Launch Fiddler. From the File menu, uncheck the Capture Traffic option. This turns off capturing HTTP traffic.

Select the Composer page. In the Parsed tab, type http://localhost:port/api/todo, where port is the port number. Click Execute to send the request.

The result appears in the sessions list. The response code should be 200. Use the Inspectors tab to view the content of the response, including the response body.

Implement the other CRUD operations

The last step is to add Create, Update, and Delete methods to the controller. These methods are variations on a theme, so I’ll just show the code and highlight the main differences.

Create

[HttpPost]
public IActionResult Create([FromBody] TodoItem item)
{
    if (item == null)
    {
        return BadRequest();
    }
    TodoItems.Add(item);
    return CreatedAtRoute("GetTodo", new { controller = "Todo", id = item.Key }, item);
}

This is an HTTP POST method, indicated by the [HttpPost] attribute. The [FromBody] attribute tells MVC to get the value of the to-do item from the body of the HTTP request.

The CreatedAtRoute method returns a 201 response, which is the standard response for an HTTP POST method that creates a new resource on the server. CreateAtRoute also adds a Location header to the response. The Location header specifies the URI of the newly created to-do item. See 10.2.2 201 Created.

We can use Fiddler to send a Create request:

  1. In the Composer page, select POST from the drop-down.
  2. In the request headers text box, add Content-Type: application/json, which is a Content-Type header with the value application/json. Fiddler automatically adds the Content-Length header.
  3. In the request body text box, enter the following: {"Name":"<your to-do item>"}
  4. Click Execute.

Here is an example HTTP session. Use the Raw tab to see the session data in this format.

Request:

POST http://localhost:29359/api/todo HTTP/1.1
User-Agent: Fiddler
Host: localhost:29359
Content-Type: application/json
Content-Length: 33
{"Name":"Alphabetize paperclips"}

Response:

HTTP/1.1 201 Created
Content-Type: application/json; charset=utf-8
Location: http://localhost:29359/api/Todo/8fa2154d-f862-41f8-a5e5-a9a3faba0233
Server: Microsoft-IIS/10.0
Date: Thu, 18 Jun 2015 20:51:55 GMT
Content-Length: 97
{"Key":"8fa2154d-f862-41f8-a5e5-a9a3faba0233","Name":"Alphabetize paperclips","IsComplete":false}

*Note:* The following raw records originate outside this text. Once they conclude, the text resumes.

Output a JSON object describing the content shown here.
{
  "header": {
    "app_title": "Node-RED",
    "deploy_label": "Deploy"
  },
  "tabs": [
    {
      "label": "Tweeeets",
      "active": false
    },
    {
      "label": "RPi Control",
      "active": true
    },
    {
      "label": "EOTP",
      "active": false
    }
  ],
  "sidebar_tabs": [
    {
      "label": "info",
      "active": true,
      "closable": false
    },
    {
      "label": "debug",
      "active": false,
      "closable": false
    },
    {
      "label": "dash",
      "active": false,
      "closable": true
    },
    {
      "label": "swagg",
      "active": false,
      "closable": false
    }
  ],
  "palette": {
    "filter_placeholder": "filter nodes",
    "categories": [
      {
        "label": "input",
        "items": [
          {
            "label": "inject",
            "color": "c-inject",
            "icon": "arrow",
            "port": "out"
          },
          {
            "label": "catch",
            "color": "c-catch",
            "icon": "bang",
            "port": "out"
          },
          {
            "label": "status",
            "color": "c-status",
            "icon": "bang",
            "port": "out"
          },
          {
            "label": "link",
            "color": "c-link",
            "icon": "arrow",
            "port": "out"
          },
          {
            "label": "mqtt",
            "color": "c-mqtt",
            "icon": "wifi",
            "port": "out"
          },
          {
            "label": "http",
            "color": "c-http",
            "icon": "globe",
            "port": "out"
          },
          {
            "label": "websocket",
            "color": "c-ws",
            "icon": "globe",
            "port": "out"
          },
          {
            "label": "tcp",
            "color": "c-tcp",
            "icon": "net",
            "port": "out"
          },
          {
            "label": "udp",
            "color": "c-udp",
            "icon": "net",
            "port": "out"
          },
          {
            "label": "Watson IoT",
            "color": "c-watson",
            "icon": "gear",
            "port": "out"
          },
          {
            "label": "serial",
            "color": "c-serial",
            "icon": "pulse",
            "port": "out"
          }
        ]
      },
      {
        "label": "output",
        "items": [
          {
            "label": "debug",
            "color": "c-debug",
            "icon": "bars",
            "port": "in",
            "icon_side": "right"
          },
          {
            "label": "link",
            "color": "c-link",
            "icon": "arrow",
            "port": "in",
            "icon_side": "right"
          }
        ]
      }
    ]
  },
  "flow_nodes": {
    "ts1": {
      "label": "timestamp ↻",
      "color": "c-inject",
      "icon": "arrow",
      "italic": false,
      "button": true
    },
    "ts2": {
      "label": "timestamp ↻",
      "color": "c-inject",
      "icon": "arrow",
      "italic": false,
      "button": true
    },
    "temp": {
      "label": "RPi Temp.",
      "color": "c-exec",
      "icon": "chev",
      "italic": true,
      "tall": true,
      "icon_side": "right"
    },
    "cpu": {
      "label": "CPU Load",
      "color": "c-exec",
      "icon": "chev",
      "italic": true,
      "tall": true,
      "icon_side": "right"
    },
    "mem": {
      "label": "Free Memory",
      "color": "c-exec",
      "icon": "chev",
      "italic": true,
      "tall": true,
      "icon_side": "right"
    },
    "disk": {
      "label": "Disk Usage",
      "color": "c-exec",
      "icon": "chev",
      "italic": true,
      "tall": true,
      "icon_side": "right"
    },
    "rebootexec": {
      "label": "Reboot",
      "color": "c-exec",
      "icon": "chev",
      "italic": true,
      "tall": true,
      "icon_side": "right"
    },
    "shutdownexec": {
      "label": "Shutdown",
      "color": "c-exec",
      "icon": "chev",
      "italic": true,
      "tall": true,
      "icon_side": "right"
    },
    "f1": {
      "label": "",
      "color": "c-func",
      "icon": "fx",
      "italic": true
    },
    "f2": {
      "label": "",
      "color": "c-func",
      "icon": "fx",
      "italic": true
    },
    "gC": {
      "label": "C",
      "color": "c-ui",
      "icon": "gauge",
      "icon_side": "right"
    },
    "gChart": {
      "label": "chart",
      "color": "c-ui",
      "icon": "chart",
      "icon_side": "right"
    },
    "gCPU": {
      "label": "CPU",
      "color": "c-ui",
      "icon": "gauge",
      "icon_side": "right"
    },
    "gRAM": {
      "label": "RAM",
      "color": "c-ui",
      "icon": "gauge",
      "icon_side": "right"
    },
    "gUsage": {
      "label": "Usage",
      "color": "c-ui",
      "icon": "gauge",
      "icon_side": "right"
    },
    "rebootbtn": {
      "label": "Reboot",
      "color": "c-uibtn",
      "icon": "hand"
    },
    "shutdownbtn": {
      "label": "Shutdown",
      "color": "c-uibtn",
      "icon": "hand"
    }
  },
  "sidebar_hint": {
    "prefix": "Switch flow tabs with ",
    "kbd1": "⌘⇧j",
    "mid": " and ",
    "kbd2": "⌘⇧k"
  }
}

Update

[HttpPut("{id}")]
public IActionResult Update(string id, [FromBody] TodoItem item)
{
    if (item == null || item.Key != id)
    {
        return BadRequest();
    }
    var todo = TodoItems.Find(id);
    if (todo == null)
    {
        return NotFound();
    }
    TodoItems.Update(item);
    return new NoContentResult();
}

Update is similar to Create, but uses HTTP PUT. The response is 204 (No Content). According to the HTTP spec, a PUT request requires the client to send the entire updated entity, not just the deltas. To support partial updates, use HTTP PATCH.

Delete

[HttpDelete("{id}")]
public void Delete(string id)
{
    TodoItems.Remove(id);
}

The void return type returns a 204 (No Content) response. That means the client receives a 204 even if the item has already been deleted, or never existed. There are two ways to think about a request to delete a non-existent resource:

  • “Delete” means “delete an existing item”, and the item doesn’t exist, so return 404.
  • “Delete” means “ensure the item is not in the collection.” The item is already not in the collection, so return a 204.

Either approach is reasonable. If you return 404, the client will need to handle that case.

Next steps